determine

[ dih-tur-min ]
/ dɪˈtɜr mɪn /

verb (used with object), de·ter·mined, de·ter·min·ing.

verb (used without object), de·ter·mined, de·ter·min·ing.

to come to a decision or resolution; decide.
Chiefly Law. to come to an end.

Nearby words

  1. determinant,
  2. determinate,
  3. determination,
  4. determinative,
  5. determinator,
  6. determined,
  7. determiner,
  8. determinism,
  9. determinist,
  10. deterministic

Origin of determine

1325–75; Middle English determinen < Anglo-French, Old French determiner < Latin dētermināre, equivalent to dē- de- + termināre to bound, limit; see terminate

Related formsin·ter·de·ter·mine, verb (used with object), in·ter·de·ter·mined, in·ter·de·ter·min·ing.qua·si-de·ter·mine, verb, qua·si-de·ter·mined, qua·si-de·ter·min·ing.re·de·ter·mine, verb, re·de·ter·mined, re·de·ter·min·ing.un·de·ter·min·ing, adjective

Synonym study

1. See decide.

Dictionary.com Unabridged Based on the Random House Unabridged Dictionary, © Random House, Inc. 2019

Examples from the Web for determining


British Dictionary definitions for determining

determine

/ (dɪˈtɜːmɪn) /

verb

Word Origin for determine

C14: from Old French determiner, from Latin dētermināre to set boundaries to, from de- + termināre to limit; see terminate

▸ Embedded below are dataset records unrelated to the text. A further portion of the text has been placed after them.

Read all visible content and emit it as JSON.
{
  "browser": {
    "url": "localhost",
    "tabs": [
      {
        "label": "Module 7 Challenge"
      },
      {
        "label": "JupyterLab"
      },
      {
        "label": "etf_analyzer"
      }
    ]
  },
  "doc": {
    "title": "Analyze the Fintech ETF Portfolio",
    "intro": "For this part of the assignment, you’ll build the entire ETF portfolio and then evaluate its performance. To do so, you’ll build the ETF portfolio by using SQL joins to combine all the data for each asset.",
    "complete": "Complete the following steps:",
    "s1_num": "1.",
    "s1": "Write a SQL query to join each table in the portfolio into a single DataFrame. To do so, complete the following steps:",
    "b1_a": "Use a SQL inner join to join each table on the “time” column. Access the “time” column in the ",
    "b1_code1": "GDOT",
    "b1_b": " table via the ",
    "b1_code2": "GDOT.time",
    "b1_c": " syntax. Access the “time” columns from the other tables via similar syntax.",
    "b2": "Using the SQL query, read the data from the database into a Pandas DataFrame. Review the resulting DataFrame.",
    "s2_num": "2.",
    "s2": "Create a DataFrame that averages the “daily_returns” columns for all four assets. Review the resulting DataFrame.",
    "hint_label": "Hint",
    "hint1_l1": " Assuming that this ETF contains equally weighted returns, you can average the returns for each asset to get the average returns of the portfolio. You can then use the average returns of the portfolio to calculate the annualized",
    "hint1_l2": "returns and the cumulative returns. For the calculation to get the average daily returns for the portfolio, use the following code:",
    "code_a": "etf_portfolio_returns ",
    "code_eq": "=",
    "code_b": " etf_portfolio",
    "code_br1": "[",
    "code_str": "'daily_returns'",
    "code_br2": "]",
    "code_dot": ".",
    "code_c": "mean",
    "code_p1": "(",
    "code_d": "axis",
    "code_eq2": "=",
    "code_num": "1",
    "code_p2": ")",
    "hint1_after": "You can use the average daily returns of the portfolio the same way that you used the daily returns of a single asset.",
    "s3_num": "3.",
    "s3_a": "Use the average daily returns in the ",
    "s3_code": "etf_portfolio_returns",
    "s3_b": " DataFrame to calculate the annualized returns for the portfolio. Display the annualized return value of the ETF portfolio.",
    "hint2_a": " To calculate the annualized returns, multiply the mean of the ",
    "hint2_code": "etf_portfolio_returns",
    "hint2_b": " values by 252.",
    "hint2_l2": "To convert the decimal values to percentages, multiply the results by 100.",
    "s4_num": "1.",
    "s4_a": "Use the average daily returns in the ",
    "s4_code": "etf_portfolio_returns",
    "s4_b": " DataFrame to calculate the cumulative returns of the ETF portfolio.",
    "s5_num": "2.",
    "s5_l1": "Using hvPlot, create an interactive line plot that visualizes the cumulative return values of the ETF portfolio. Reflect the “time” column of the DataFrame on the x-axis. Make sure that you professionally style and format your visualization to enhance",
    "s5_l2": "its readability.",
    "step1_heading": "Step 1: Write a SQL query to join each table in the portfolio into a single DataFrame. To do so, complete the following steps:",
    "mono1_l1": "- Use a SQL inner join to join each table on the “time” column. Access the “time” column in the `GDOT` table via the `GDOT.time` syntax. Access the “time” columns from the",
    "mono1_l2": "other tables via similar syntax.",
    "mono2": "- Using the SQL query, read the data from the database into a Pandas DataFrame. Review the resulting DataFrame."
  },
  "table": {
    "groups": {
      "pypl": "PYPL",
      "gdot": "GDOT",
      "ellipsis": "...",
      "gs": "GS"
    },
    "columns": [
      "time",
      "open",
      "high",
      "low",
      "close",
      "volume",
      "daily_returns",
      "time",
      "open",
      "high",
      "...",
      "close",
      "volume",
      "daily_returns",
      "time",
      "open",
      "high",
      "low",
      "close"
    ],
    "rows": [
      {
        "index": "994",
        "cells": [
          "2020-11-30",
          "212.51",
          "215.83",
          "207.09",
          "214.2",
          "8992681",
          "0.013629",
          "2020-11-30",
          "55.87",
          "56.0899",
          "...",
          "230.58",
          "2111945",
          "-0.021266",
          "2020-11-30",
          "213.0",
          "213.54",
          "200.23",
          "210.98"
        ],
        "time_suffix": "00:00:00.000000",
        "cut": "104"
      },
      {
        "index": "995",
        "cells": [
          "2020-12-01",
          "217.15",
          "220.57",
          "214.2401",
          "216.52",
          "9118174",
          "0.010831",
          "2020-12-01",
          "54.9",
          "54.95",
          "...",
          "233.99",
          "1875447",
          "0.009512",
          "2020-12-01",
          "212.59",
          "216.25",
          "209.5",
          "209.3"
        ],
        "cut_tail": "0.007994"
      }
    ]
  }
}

Collins English Dictionary - Complete & Unabridged 2012 Digital Edition © William Collins Sons & Co. Ltd. 1979, 1986 © HarperCollins Publishers 1998, 2000, 2003, 2005, 2006, 2007, 2009, 2012

Word Origin and History for determining

determine

v.

mid-14c., "to come to an end," also "to settle, decide" (late 14c.), from Old French determiner (12c.) or directly from Latin determinare "to enclose, bound, set limits to," from de- "off" (see de-) + terminare "to mark the end or boundary," from terminus "end, limit" (see terminus). Sense of "coming to a firm decision" (to do something) is from mid-15c. Related: Determined; determining; determiner.

Online Etymology Dictionary, © 2010 Douglas Harper

Idioms and Phrases with determining

determine

see bound and determined.

The American Heritage® Idioms Dictionary Copyright © 2002, 2001, 1995 by Houghton Mifflin Harcourt Publishing Company. Published by Houghton Mifflin Harcourt Publishing Company.